Geological transformations initiated by humans will become very apparent in the future, as evidenced by the decline of forests and coral reefs (Kolbert). Human impact on the Earth System warrants the inclusion of the Anthropocene on the geologic time-scale beginning with the Industrial Revolution. Since 1800, the concentration of CO2 in the atmosphere has increased from 285 ppm to almost 400 ppm, surpassing “the upper limit of natural variation” (Steffen, 616). Now we that we have recognition of our impact, we may continue on a path of business-as-usual, employ technological fixes, or radically change our behavior. Science would do well to include a multi-disciplinary analysis in its articulation of the Anthropocene in order to promote one path over another. The ‘myth of the Anthropocene’ blames climate change on the evolution of humanity, negating the role of capitalism: a socio-biologic narrative that robs humanity of agency. “Climate science, politics, and discourse are constantly couched in the Anthropocene narrative: humanity-bashing, undifferentiated collective self-flagellation, appeal to the general population of consumers to mend their ways and other ideological pirouettes that only serve to conceal the driver” (Malm, 3). If we consider how the rise of capitalism coincided with the development of culture, the Anthropocene and capitalism both have explanatory power; they are complementary causes of climate change.

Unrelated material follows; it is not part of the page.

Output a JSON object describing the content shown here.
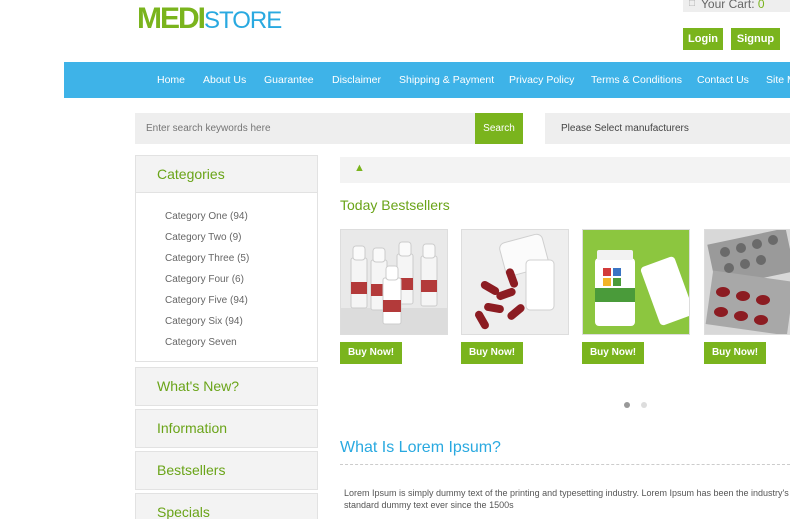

Kahan suggests “people acquire their scientific knowledge by consulting others who share their values and whom they trust and understand… Culturally polarized democracies are less likely to adopt policies that reflect the best available scientific evidence” (Kahn). I reflect here upon Al Gore’s unfortunate legacy of associating climate change with the Democratic agenda. Affiliation with groups and political parties blinds us to the concerns of other groups, making it difficult to reach consensus and create policy. Listening goes a long way in being able to engage with people: people are more willing to open their minds if they feel they are being heard and taken seriously. By listening first, Cathy Whitlock is better able to determine how to present information to appeal to the concerns of interest groups. She takes a patient approach- not dismissive of misguided assumptions about climate change, but responsive in a way that is easily understood. Cathy and her team realize the importance of making climate change a personal rather than a far-removed problem. She demonstrates how growing seasons, skiing, fishing, and fires in Montana will all be impacted by climate change.